NOL’s supply chain management business, APL Logistics, reported a 7% increase in first quarter revenue to $394 million. Contract Logistics revenue increased 15% due mostly to strong demand for rail and land-based services from automotive customers. APL Logistics’ Core EBIT declined 38% from the first quarter of 2011 due to higher operating and technology costs related to growth initiatives. Core EBIT (Earnings Before Interest and Taxes) in the logistics business was $13 million. APL Logistics President Jim McAdam said:

“We increased revenue and sustained profitability despite economic uncertainty in key markets.Our emphasis remains on investing for profitable growth.”

APL, NOL’s liner shipping business, reported Q1 revenue of $2 billion, down 4% from a year ago. Revenue per FEU declined 7%, due mostly to the lower rates. Bunker fuel price increased from $523/metric ton in Q1 2011 to $684/metric ton in Q1 this year. APL reduced fuel consumption by 75,000 metric tons even though overall cargo volume increased 4% in the first quarter. APL President Kenneth Glenn commented:
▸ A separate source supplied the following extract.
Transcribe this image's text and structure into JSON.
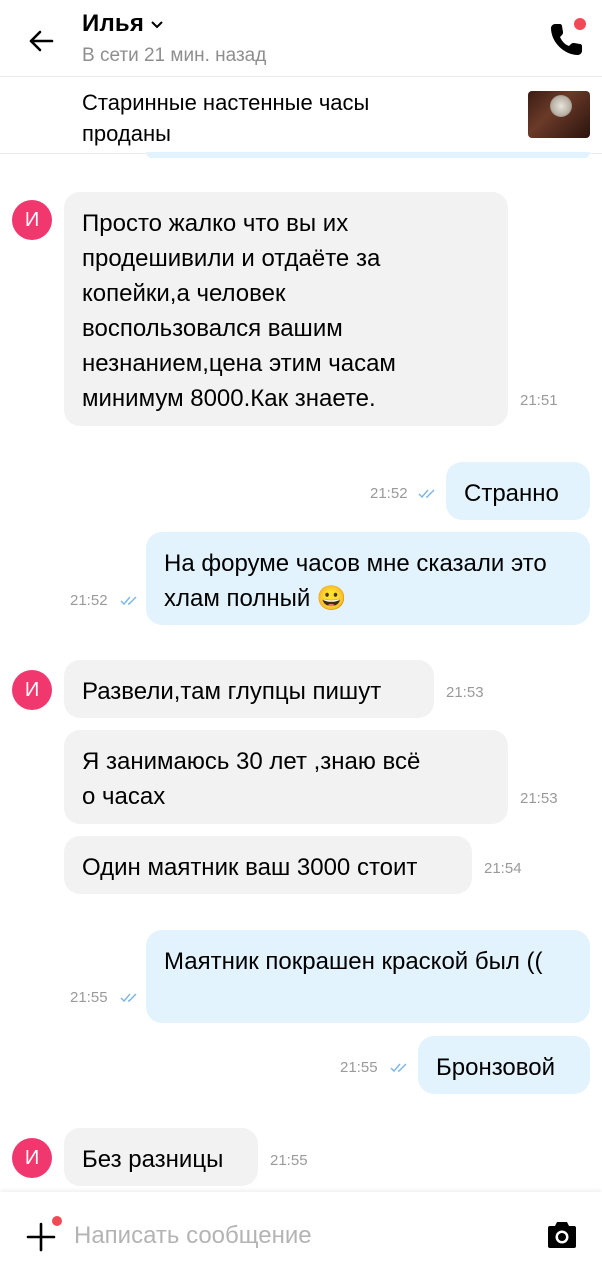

“Rates have been moving up since March, but not yet enough to offset the high cost of fuel. Much more remains to be done to increase rates and manage down expenses.”

The group financial statement said that recent General Rate Increases have resulted in improved freight rates since March. However, the global economic outlook remains uncertain and the container shipping industry continues to face high fuel costs and overcapacity. If conditions for rates and fuel costs do not improve, the Group's financial performance will remain weak. NOL Group CEO Ng Yat Chung added:

“There were positive signs in the first quarter – the freight rate increases in March and growth in the logistics business. But we must continue to aggressively manage our operating costs, and streamline our organisation for greater efficiency.”

Ng Yat Chung took over as CEO from Ron Widdows, a thirty year veteran with NOL, last October when Widdows stepped down three months ahead of his proposed retirement date citing the ‘changing environment’ which both men said they felt would impact upon NOL’s business ‘well beyond the end of 2011’. Widdows was a revered figure at NOL having seen the group bounce back from the 2009 recession and remains Chairman of the World Shipping Council and CEO of  Rickmers Holding & Rickmers-Linie, posts he took on just last month.

N.B. All Dollar rates quoted are US.